• [Extracted records]
*-*-*

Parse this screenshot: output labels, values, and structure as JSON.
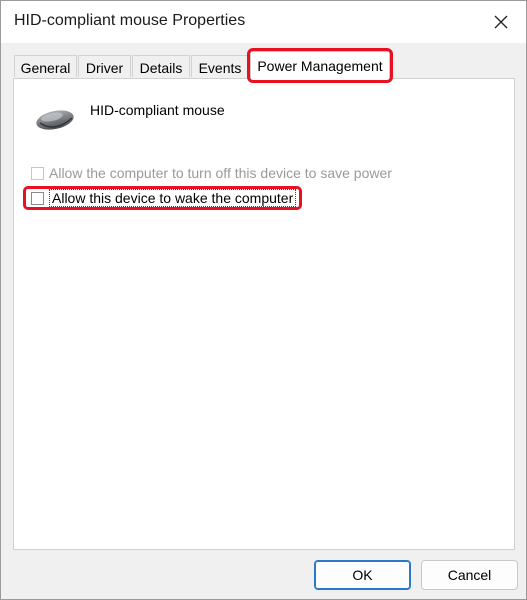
{
  "window": {
    "title": "HID-compliant mouse Properties"
  },
  "tabs": [
    {
      "label": "General"
    },
    {
      "label": "Driver"
    },
    {
      "label": "Details"
    },
    {
      "label": "Events"
    },
    {
      "label": "Power Management",
      "active": true
    }
  ],
  "device": {
    "name": "HID-compliant mouse",
    "icon": "mouse-icon"
  },
  "options": [
    {
      "label": "Allow the computer to turn off this device to save power",
      "checked": false,
      "enabled": false
    },
    {
      "label": "Allow this device to wake the computer",
      "checked": false,
      "enabled": true
    }
  ],
  "buttons": {
    "ok": "OK",
    "cancel": "Cancel"
  },
  "colors": {
    "highlight": "#e81123",
    "accent": "#2b78c9"
  }
}
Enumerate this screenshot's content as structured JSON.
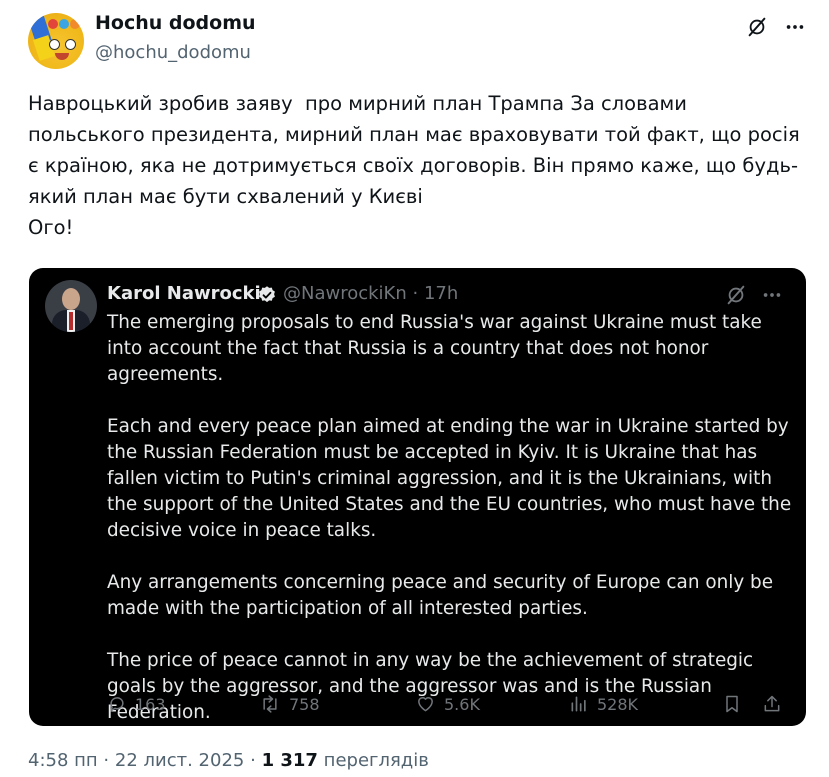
{
  "post": {
    "author_name": "Hochu dodomu",
    "author_handle": "@hochu_dodomu",
    "text": "Навроцький зробив заяву  про мирний план Трампа За словами польського президента, мирний план має враховувати той факт, що росія є країною, яка не дотримується своїх договорів. Він прямо каже, що будь-який план має бути схвалений у Києві\nОго!",
    "time": "4:58 пп",
    "date": "22 лист. 2025",
    "separator": "·",
    "views_count": "1 317",
    "views_label": "переглядів"
  },
  "quote": {
    "author_name": "Karol Nawrocki",
    "author_handle": "@NawrockiKn",
    "age": "· 17h",
    "paragraphs": [
      "The emerging proposals to end Russia's war against Ukraine must take into account the fact that Russia is a country that does not honor agreements.",
      "Each and every peace plan aimed at ending the war in Ukraine started by the Russian Federation must be accepted in Kyiv. It is Ukraine that has fallen victim to Putin's criminal aggression, and it is the Ukrainians, with the support of the United States and the EU countries, who must have the decisive voice in peace talks.",
      "Any arrangements concerning peace and security of Europe can only be made with the participation of all interested parties.",
      "The price of peace cannot in any way be the achievement of strategic goals by the aggressor, and the aggressor was and is the Russian Federation."
    ],
    "replies": "163",
    "reposts": "758",
    "likes": "5.6K",
    "views": "528K"
  },
  "icons": {
    "verified": "verified-badge-icon",
    "grok": "grok-icon",
    "more": "more-icon",
    "reply": "reply-icon",
    "repost": "repost-icon",
    "like": "like-icon",
    "views": "views-icon",
    "bookmark": "bookmark-icon",
    "share": "share-icon"
  },
  "colors": {
    "verified_blue": "#1d9bf0",
    "muted_dark": "#71767b",
    "muted_light": "#536471"
  }
}
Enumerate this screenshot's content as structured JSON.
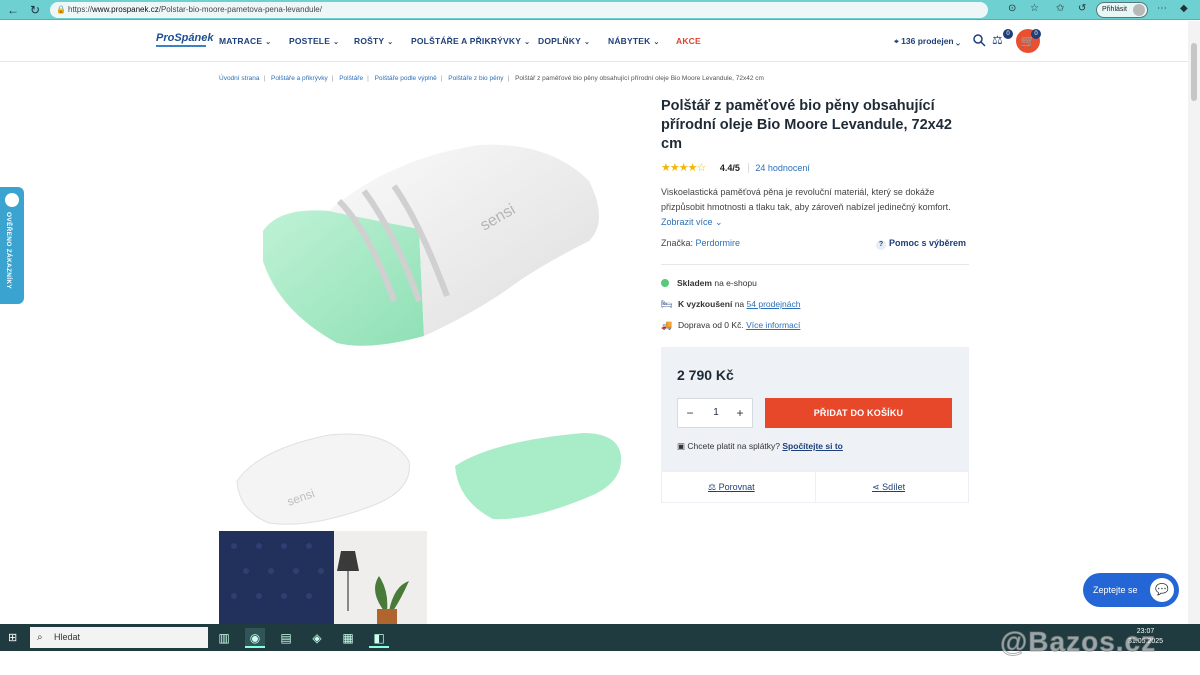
{
  "browser": {
    "url_prefix": "https://",
    "url_domain": "www.prospanek.cz",
    "url_path": "/Polstar-bio-moore-pametova-pena-levandule/",
    "login_label": "Přihlásit"
  },
  "nav": {
    "logo": "ProSpánek",
    "menu": [
      "MATRACE",
      "POSTELE",
      "ROŠTY",
      "POLŠTÁŘE A PŘIKRÝVKY",
      "DOPLŇKY",
      "NÁBYTEK",
      "AKCE"
    ],
    "stores": "136 prodejen",
    "compare_count": "0",
    "cart_count": "0"
  },
  "breadcrumb": [
    "Úvodní strana",
    "Polštáře a přikrývky",
    "Polštáře",
    "Polštáře podle výplně",
    "Polštáře z bio pěny",
    "Polštář z paměťové bio pěny obsahující přírodní oleje Bio Moore Levandule, 72x42 cm"
  ],
  "product": {
    "title": "Polštář z paměťové bio pěny obsahující přírodní oleje Bio Moore Levandule, 72x42 cm",
    "stars": "★★★★☆",
    "rating_value": 4.4,
    "rating": "4.4/5",
    "reviews": "24 hodnocení",
    "description": "Viskoelastická paměťová pěna je revoluční materiál, který se dokáže přizpůsobit hmotnosti a tlaku tak, aby zároveň nabízel jedinečný komfort.",
    "show_more": "Zobrazit více",
    "brand_label": "Značka:",
    "brand": "Perdormire",
    "help": "Pomoc s výběrem",
    "stock_bold": "Skladem",
    "stock_rest": "na e-shopu",
    "try_bold": "K vyzkoušení",
    "try_mid": "na",
    "try_link": "54 prodejnách",
    "delivery": "Doprava od 0 Kč.",
    "delivery_link": "Více informací",
    "price": "2 790 Kč",
    "qty": "1",
    "add_to_cart": "PŘIDAT DO KOŠÍKU",
    "installment_text": "Chcete platit na splátky?",
    "installment_link": "Spočítejte si to",
    "compare": "Porovnat",
    "share": "Sdílet"
  },
  "side_tab": "OVĚŘENO ZÁKAZNÍKY",
  "chat": "Zeptejte se",
  "taskbar": {
    "search": "Hledat",
    "time": "23:07",
    "date": "31.05.2025"
  },
  "watermark": "@Bazos.cz",
  "colors": {
    "accent": "#e8482a",
    "brand_blue": "#1d3f7a",
    "link": "#2a6fb8",
    "browser_bar": "#6fd0d2"
  }
}
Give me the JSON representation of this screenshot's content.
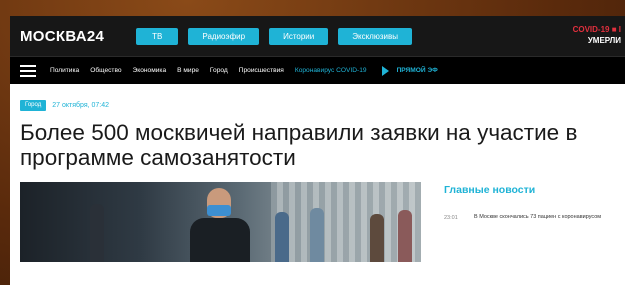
{
  "header": {
    "logo": "МОСКВА24",
    "pills": [
      "ТВ",
      "Радиоэфир",
      "Истории",
      "Эксклюзивы"
    ],
    "covid_line1": "COVID-19 ■ I",
    "covid_line2": "УМЕРЛИ"
  },
  "nav": {
    "items": [
      "Политика",
      "Общество",
      "Экономика",
      "В мире",
      "Город",
      "Происшествия"
    ],
    "covid": "Коронавирус COVID-19",
    "live": "ПРЯМОЙ ЭФ"
  },
  "article": {
    "tag": "Город",
    "date": "27 октября, 07:42",
    "headline": "Более 500 москвичей направили заявки на участие в программе самозанятости"
  },
  "sidebar": {
    "title": "Главные новости",
    "news": [
      {
        "time": "23:01",
        "text": "В Москве скончались 73 пациен с коронавирусом"
      }
    ]
  },
  "colors": {
    "accent": "#1fb3d6",
    "topbar": "#171717",
    "navbar": "#000000",
    "covid_red": "#e2303e"
  }
}
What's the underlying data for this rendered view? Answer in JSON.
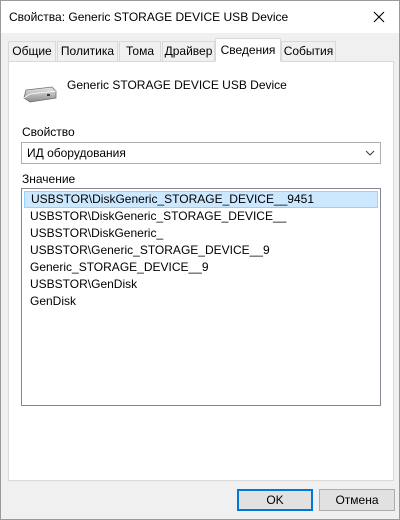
{
  "window": {
    "title": "Свойства: Generic STORAGE DEVICE USB Device",
    "close_icon": "close-icon"
  },
  "tabs": [
    {
      "label": "Общие",
      "active": false
    },
    {
      "label": "Политика",
      "active": false
    },
    {
      "label": "Тома",
      "active": false
    },
    {
      "label": "Драйвер",
      "active": false
    },
    {
      "label": "Сведения",
      "active": true
    },
    {
      "label": "События",
      "active": false
    }
  ],
  "details": {
    "device_icon": "usb-drive-icon",
    "device_name": "Generic STORAGE DEVICE USB Device",
    "property_label": "Свойство",
    "property_selected": "ИД оборудования",
    "value_label": "Значение",
    "values": [
      "USBSTOR\\DiskGeneric_STORAGE_DEVICE__9451",
      "USBSTOR\\DiskGeneric_STORAGE_DEVICE__",
      "USBSTOR\\DiskGeneric_",
      "USBSTOR\\Generic_STORAGE_DEVICE__9",
      "Generic_STORAGE_DEVICE__9",
      "USBSTOR\\GenDisk",
      "GenDisk"
    ],
    "selected_value": "USBSTOR\\DiskGeneric_STORAGE_DEVICE__9451"
  },
  "buttons": {
    "ok": "OK",
    "cancel": "Отмена"
  },
  "colors": {
    "selection_bg": "#cce8ff",
    "selection_border": "#99d1ff",
    "default_button_border": "#0078d7"
  }
}
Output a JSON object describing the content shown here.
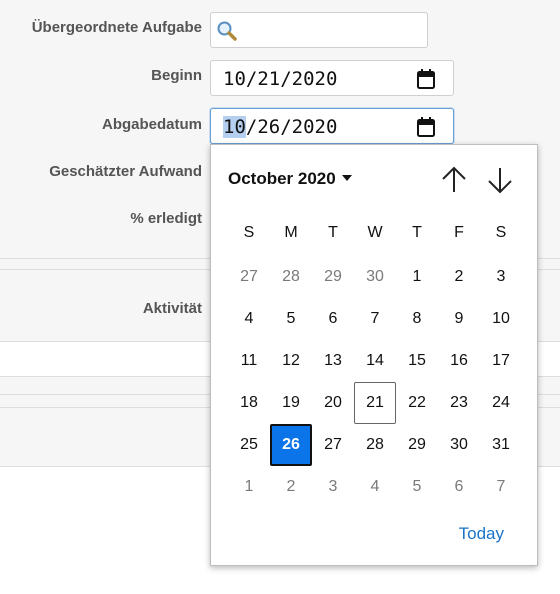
{
  "form": {
    "parent_task_label": "Übergeordnete Aufgabe",
    "start_label": "Beginn",
    "start_value": "10/21/2020",
    "due_label": "Abgabedatum",
    "due_value_selected": "10",
    "due_value_rest": "/26/2020",
    "estimated_label": "Geschätzter Aufwand",
    "done_label": "% erledigt",
    "activity_label": "Aktivität"
  },
  "calendar": {
    "month_title": "October 2020",
    "weekdays": [
      "S",
      "M",
      "T",
      "W",
      "T",
      "F",
      "S"
    ],
    "weeks": [
      [
        {
          "d": "27",
          "o": true
        },
        {
          "d": "28",
          "o": true
        },
        {
          "d": "29",
          "o": true
        },
        {
          "d": "30",
          "o": true
        },
        {
          "d": "1"
        },
        {
          "d": "2"
        },
        {
          "d": "3"
        }
      ],
      [
        {
          "d": "4"
        },
        {
          "d": "5"
        },
        {
          "d": "6"
        },
        {
          "d": "7"
        },
        {
          "d": "8"
        },
        {
          "d": "9"
        },
        {
          "d": "10"
        }
      ],
      [
        {
          "d": "11"
        },
        {
          "d": "12"
        },
        {
          "d": "13"
        },
        {
          "d": "14"
        },
        {
          "d": "15"
        },
        {
          "d": "16"
        },
        {
          "d": "17"
        }
      ],
      [
        {
          "d": "18"
        },
        {
          "d": "19"
        },
        {
          "d": "20"
        },
        {
          "d": "21",
          "today": true
        },
        {
          "d": "22"
        },
        {
          "d": "23"
        },
        {
          "d": "24"
        }
      ],
      [
        {
          "d": "25"
        },
        {
          "d": "26",
          "selected": true
        },
        {
          "d": "27"
        },
        {
          "d": "28"
        },
        {
          "d": "29"
        },
        {
          "d": "30"
        },
        {
          "d": "31"
        }
      ],
      [
        {
          "d": "1",
          "o": true
        },
        {
          "d": "2",
          "o": true
        },
        {
          "d": "3",
          "o": true
        },
        {
          "d": "4",
          "o": true
        },
        {
          "d": "5",
          "o": true
        },
        {
          "d": "6",
          "o": true
        },
        {
          "d": "7",
          "o": true
        }
      ]
    ],
    "today_label": "Today",
    "selected_color": "#0a74e8",
    "link_color": "#1a73c8"
  },
  "icons": {
    "search": "magnifier-icon",
    "calendar": "calendar-icon",
    "up": "arrow-up-icon",
    "down": "arrow-down-icon"
  }
}
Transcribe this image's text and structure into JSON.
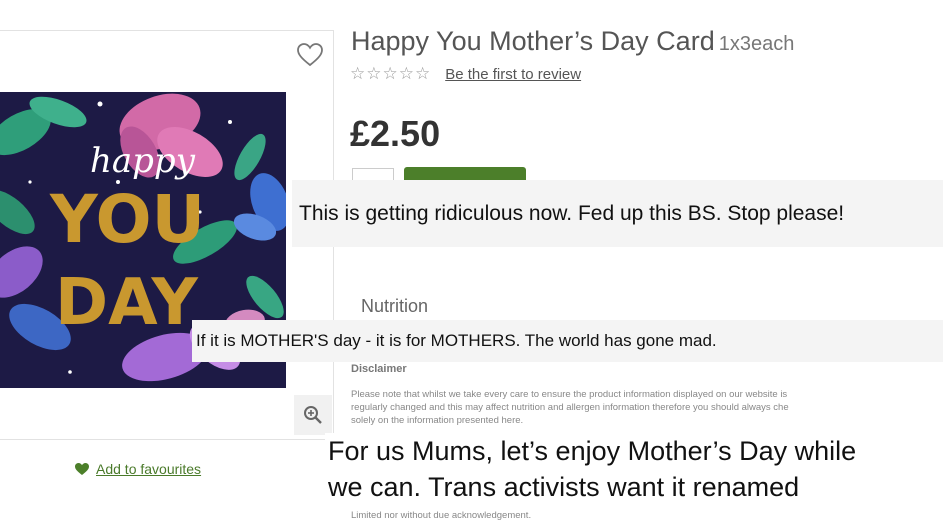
{
  "product": {
    "title": "Happy You Mother’s Day Card",
    "pack_size": "1x3each",
    "price": "£2.50",
    "rating_stars": "☆☆☆☆☆",
    "review_link": "Be the first to review",
    "add_to_favourites": "Add to favourites",
    "card_text": {
      "script_word": "happy",
      "word_you": "YOU",
      "word_day": "DAY"
    },
    "icons": {
      "wishlist": "heart-outline-icon",
      "zoom": "magnifier-plus-icon",
      "favourite": "heart-filled-icon"
    }
  },
  "sections": {
    "nutrition": "Nutrition",
    "disclaimer_heading": "Disclaimer",
    "disclaimer_line1": "Please note that whilst we take every care to ensure the product information displayed on our website is",
    "disclaimer_line2": "regularly changed and this may affect nutrition and allergen information therefore you should always che",
    "disclaimer_line3": "solely on the information presented here.",
    "disclaimer_footer": "Limited nor without due acknowledgement."
  },
  "overlays": {
    "comment_1": "This is getting ridiculous now. Fed up this BS. Stop please!",
    "comment_2": "If it is MOTHER'S day - it is for MOTHERS. The world has gone mad.",
    "comment_3_line1": "For us Mums, let’s enjoy Mother’s Day while",
    "comment_3_line2": "we can. Trans activists want it renamed"
  },
  "colors": {
    "brand_green": "#4c7f2a",
    "card_background": "#1d1a45",
    "gold": "#c9982f"
  }
}
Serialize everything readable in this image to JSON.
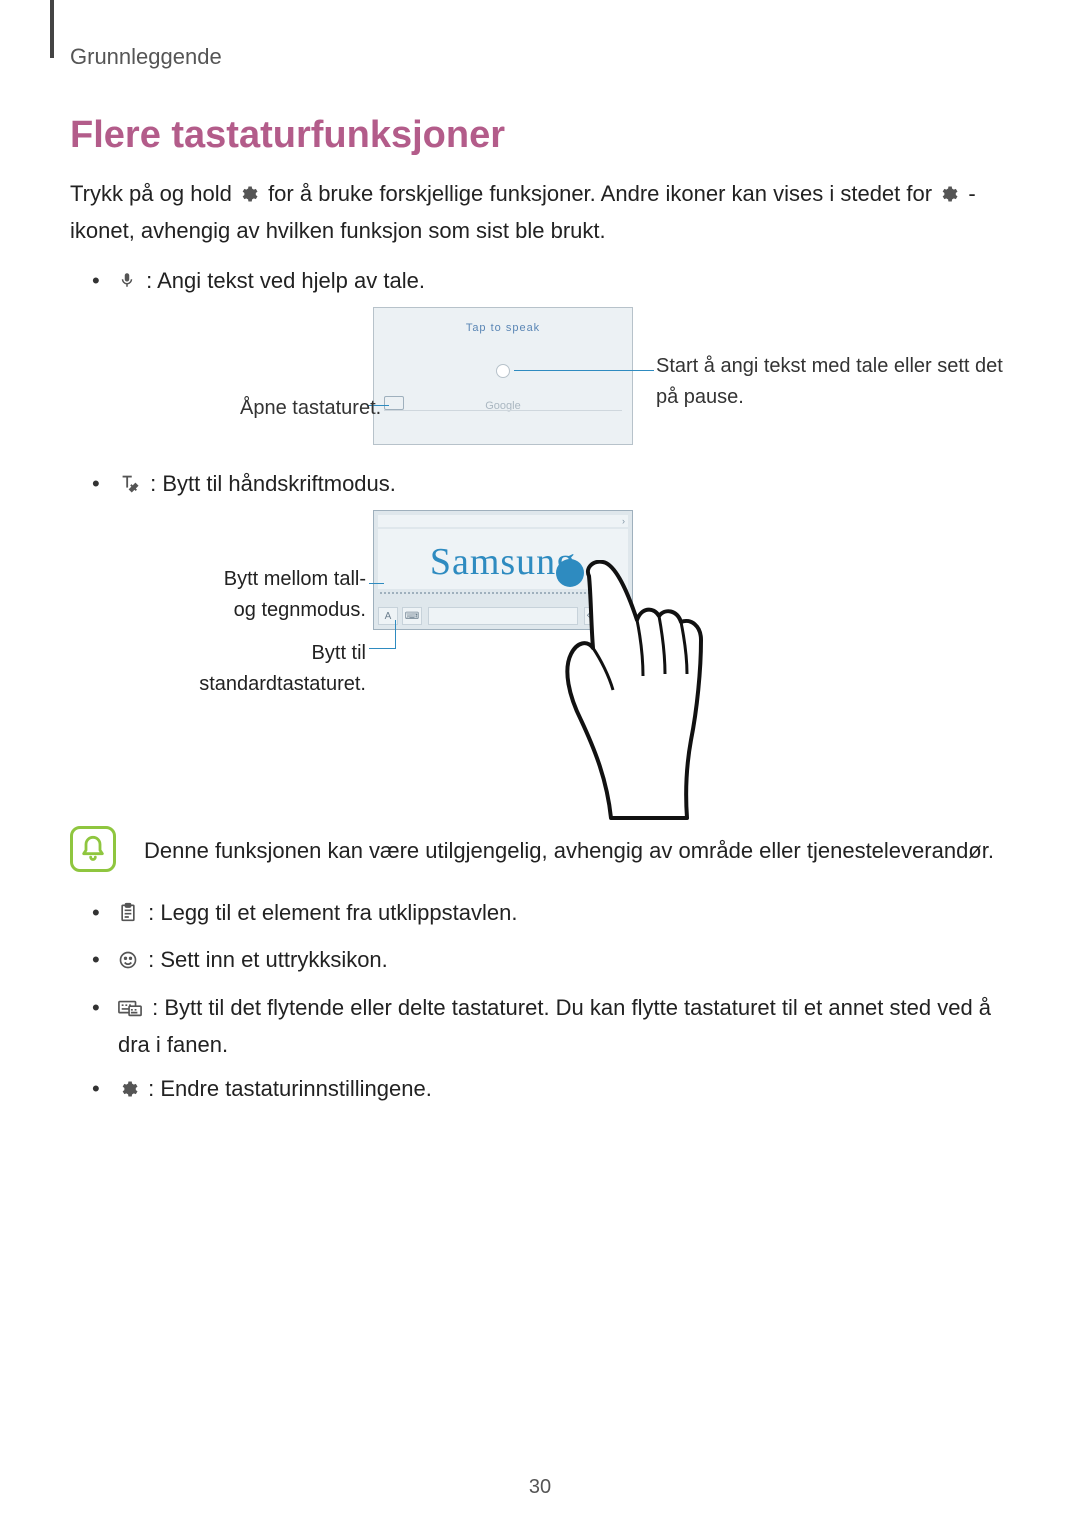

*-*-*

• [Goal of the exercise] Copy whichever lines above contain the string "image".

• [Result for this exercise]
Transcribe this image's text and structure into JSON.
Serialize everything readable in this image to JSON.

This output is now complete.